Top of Source material

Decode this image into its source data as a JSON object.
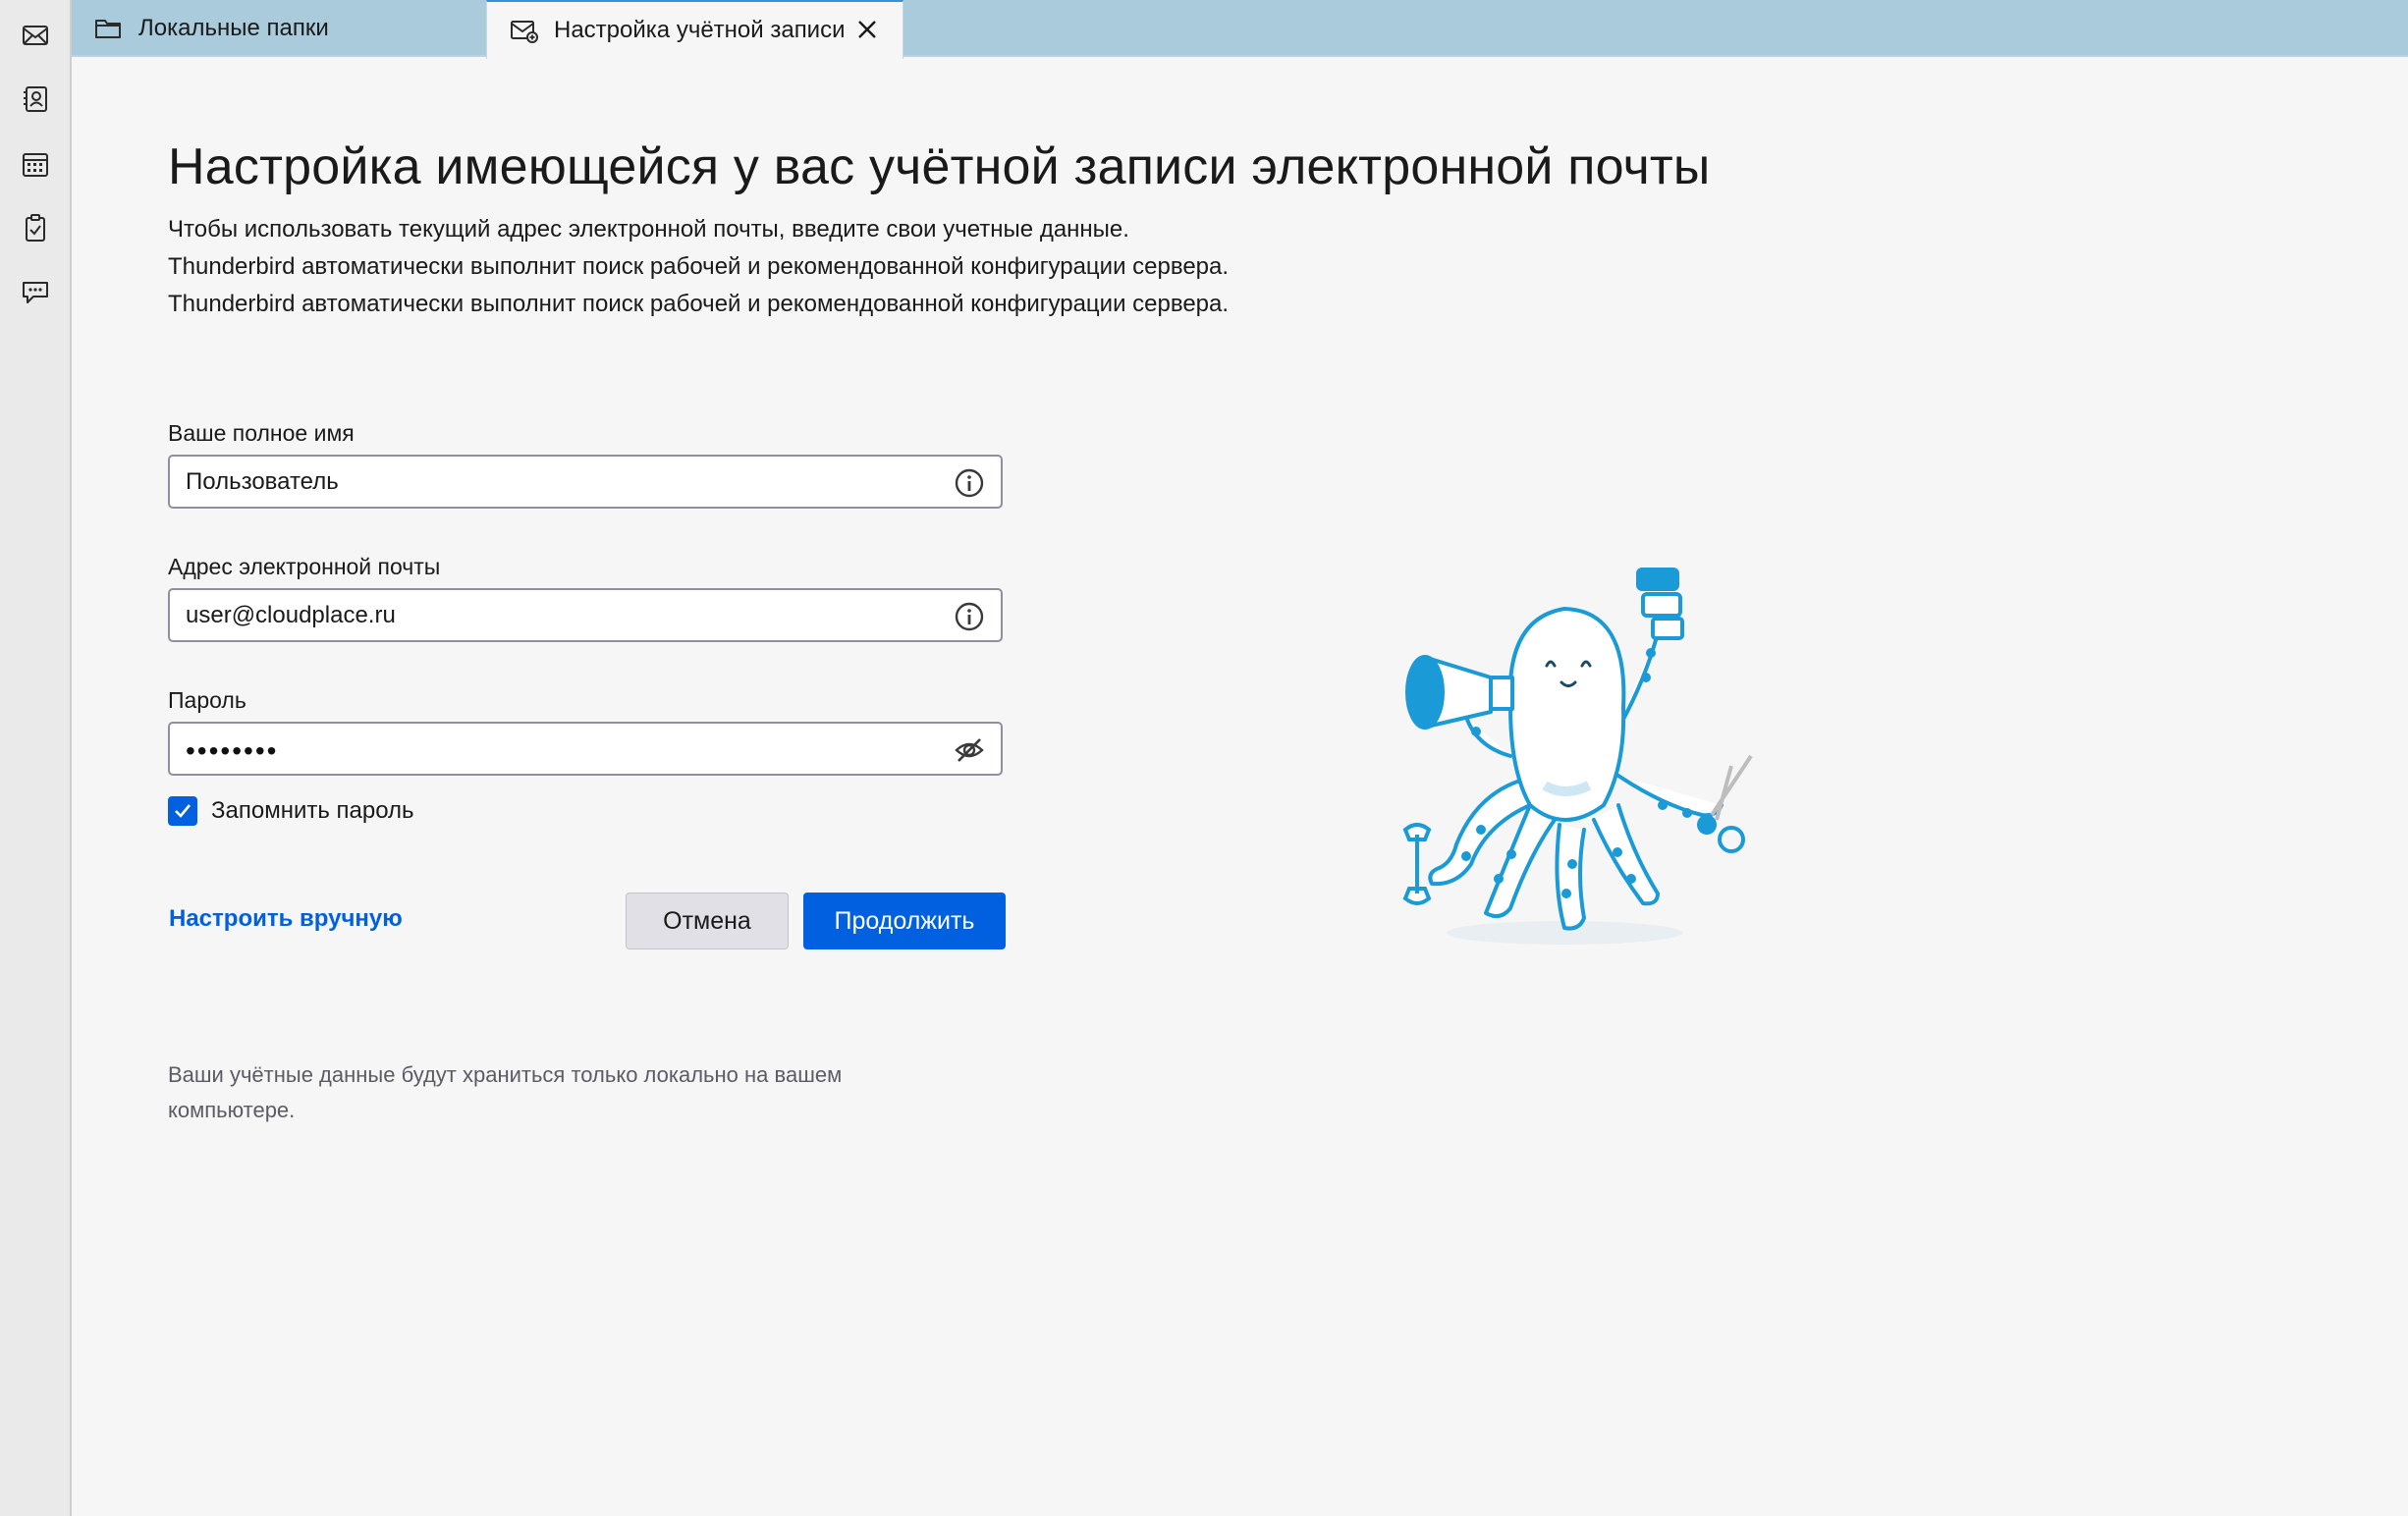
{
  "spaces": [
    {
      "name": "mail",
      "icon": "envelope-icon"
    },
    {
      "name": "address-book",
      "icon": "contacts-icon"
    },
    {
      "name": "calendar",
      "icon": "calendar-icon"
    },
    {
      "name": "tasks",
      "icon": "tasks-icon"
    },
    {
      "name": "chat",
      "icon": "chat-icon"
    }
  ],
  "tabs": [
    {
      "label": "Локальные папки",
      "icon": "folder-icon",
      "active": false
    },
    {
      "label": "Настройка учётной записи",
      "icon": "account-setup-icon",
      "active": true
    }
  ],
  "page": {
    "title": "Настройка имеющейся у вас учётной записи электронной почты",
    "desc_lines": [
      "Чтобы использовать текущий адрес электронной почты, введите свои учетные данные.",
      "Thunderbird автоматически выполнит поиск рабочей и рекомендованной конфигурации сервера.",
      "Thunderbird автоматически выполнит поиск рабочей и рекомендованной конфигурации сервера."
    ]
  },
  "form": {
    "name_label": "Ваше полное имя",
    "name_value": "Пользователь",
    "email_label": "Адрес электронной почты",
    "email_value": "user@cloudplace.ru",
    "password_label": "Пароль",
    "password_mask": "••••••••",
    "remember_label": "Запомнить пароль",
    "remember_checked": true
  },
  "actions": {
    "manual_link": "Настроить вручную",
    "cancel": "Отмена",
    "continue": "Продолжить"
  },
  "footnote": {
    "line1": "Ваши учётные данные будут храниться только локально на вашем",
    "line2": "компьютере."
  },
  "colors": {
    "accent": "#0060df",
    "tabbar": "#a9cbdb",
    "mascot": "#1a9ad6"
  }
}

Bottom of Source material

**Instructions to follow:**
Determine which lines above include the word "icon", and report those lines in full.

**Reply:**
      "icon": "envelope-icon"
      "icon": "contacts-icon"
      "icon": "calendar-icon"
      "icon": "tasks-icon"
      "icon": "chat-icon"
      "icon": "folder-icon",
      "icon": "account-setup-icon",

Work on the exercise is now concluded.